“It’s like having window-only access to a scary world that you can’t experience for yourself. Your friend is stuck on the other side and you only see glimpses, [like] when they have the blinds open. You don’t have to experience it yourself to feel the effects.”
“It’s a gift. [Your] chronic pain has helped to give me perspective on what really matters in life.”
“It reminds me that we each have our own story to tell.”
Let’s talk about the challenges. Be honest.
“Talking about health issues can be tough. As a friend, you feel kind of helpless. You’re not a medical expert so you can’t give advice. [If] you live far away, you can’t bring over dinner or dog sit. It’s so hard and makes your heart ache.”

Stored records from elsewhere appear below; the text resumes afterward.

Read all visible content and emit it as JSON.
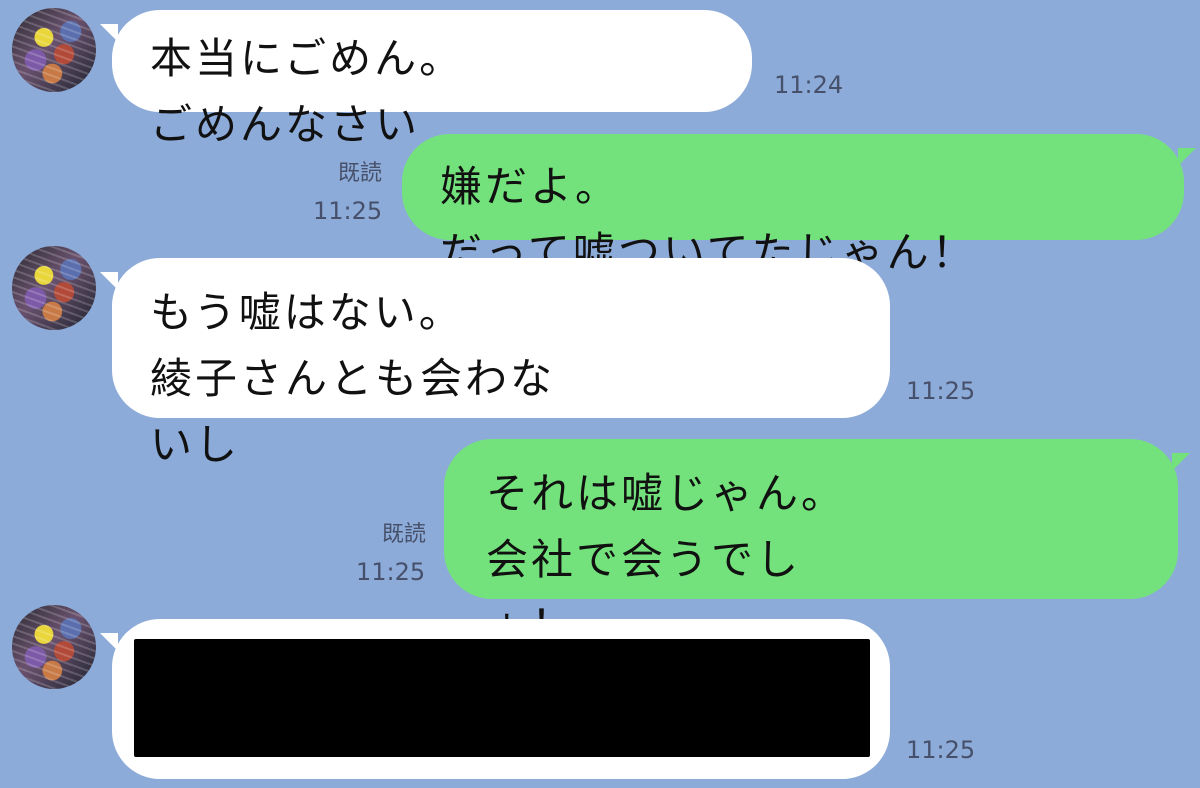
{
  "chat": {
    "messages": [
      {
        "id": "m1",
        "side": "received",
        "text": "本当にごめん。ごめんなさい",
        "time": "11:24"
      },
      {
        "id": "m2",
        "side": "sent",
        "read": "既読",
        "time": "11:25",
        "text": "嫌だよ。だって嘘ついてたじゃん！"
      },
      {
        "id": "m3",
        "side": "received",
        "text": "もう嘘はない。綾子さんとも会わな\nいし",
        "time": "11:25"
      },
      {
        "id": "m4",
        "side": "sent",
        "read": "既読",
        "time": "11:25",
        "text": "それは嘘じゃん。会社で会うでし\nょ！"
      },
      {
        "id": "m5",
        "side": "received",
        "text": "",
        "time": "11:25",
        "redacted": true
      }
    ]
  },
  "colors": {
    "background": "#8cabd9",
    "received_bubble": "#ffffff",
    "sent_bubble": "#74e27c",
    "meta_text": "#47506a",
    "redaction": "#000000"
  },
  "icons": {
    "avatar": "user-avatar-image"
  }
}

“I struggle with feeling guilty that I don’t and can’t really understand what you are going through, and am often afraid that I may be doing something to make things harder without even knowing it.”
“The relationship not only requires more flexibility and forgiveness in scheduling, but it also demands honesty from both participants. This unique breed of friendship commands a level of authenticity that can be uncomfortable for a lot of people. When tough topics are a very big part of your friend’s daily life, those topics become an unavoidable part of your conversation. Because of this, it is nearly impossible to maintain a superficial friendship with a spoonie — it’s a 0-60 approach.”

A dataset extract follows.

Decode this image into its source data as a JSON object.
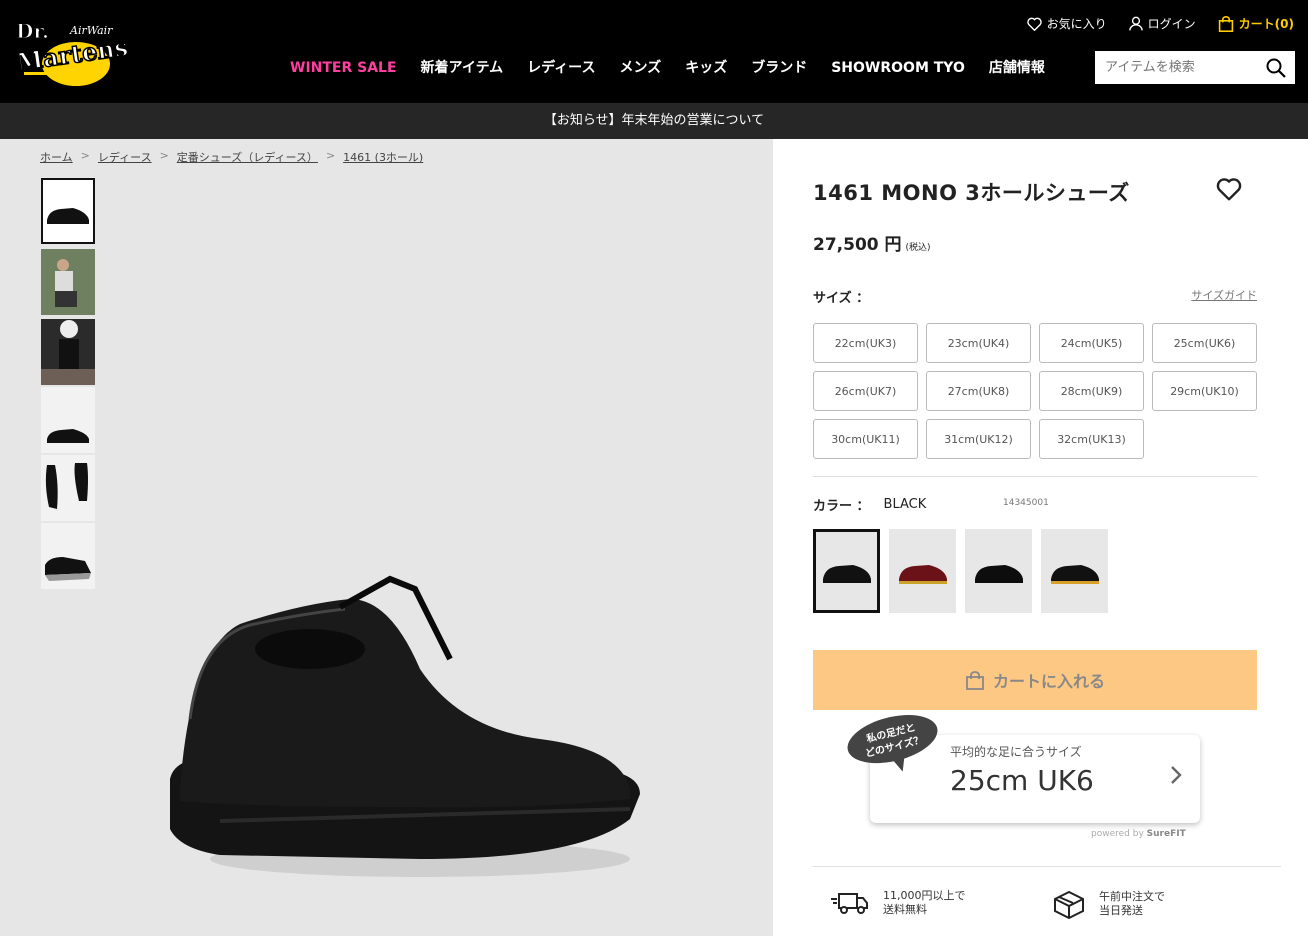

“[I struggle with] wanting to check in on your health but not always knowing the right words or approach…or if you even want to talk about it. I’m happy to listen and try to understand, but I wonder if maybe you’d rather not go through all the details.”
What have you learned about life from our friendship?
“Over the past several years, my husband and I have faced infertility and pregnancy loss. During the toughest times, I found the support of someone who understood frustration, isolation and feelings of failure to be invaluable. While I would never wish chronic illness on anyone, it has been a part of an authentic, enriching friendship.”
“Sometimes just getting out of bed is difficult. And [so is] learning, recognizing and accepting physical limitations. But I have also learned the beauty in connecting with someone going through challenges, and finding ways to connect that might look different than other friendships.”
“Someone may appear to be functioning completely normally and without pain, and yet inside they are suffering, completely undetectable to those around them. I learned how difficult it is for those that are highly functioning while in pain to explain to the people around them that despite the tough face they put on to get through the day, that there is a lot they aren’t witness to behind the scenes.”
“I’ve gained a better understating of what day-to-day pain looks like lived out. Living with chronic pain gives people very unique perspectives on life and I find myself checking my attitude a lot through our conversations.”
What advice do you have for those that are new to a friendship, or are struggling to connect, with an in-pain counterpart?
“It may seem obvious, but just listen. I think anyone that is going through any kind of struggle just wants to feel heard.”
“Show up. Showing up can take many forms: food after surgery, gifts to the caregiving partner, hanging out just to watch TV, sending flowers, etc. Showing up doesn’t require an in-person visit. Show up even if you feel uncomfortable, or are afraid you will say the wrong thing, or don’t know how to be supportive. It’s the gesture that matters in the long run.”
“Ask the tough questions. The more you know about your friend’s unique challenges, the more equipped you are to help them. A topic you think might be uncomfortable to talk about is probably a topic of daily conversation in their world. Asking questions and opening up the conversation shows them you care and that you aren’t afraid to go to the uncomfortable places with them.”
“Be empathetic, but also acknowledge how strong your friend is. You can learn a lot about positivity and gratitude. Don’t be afraid!”
Getty Image by rangreiss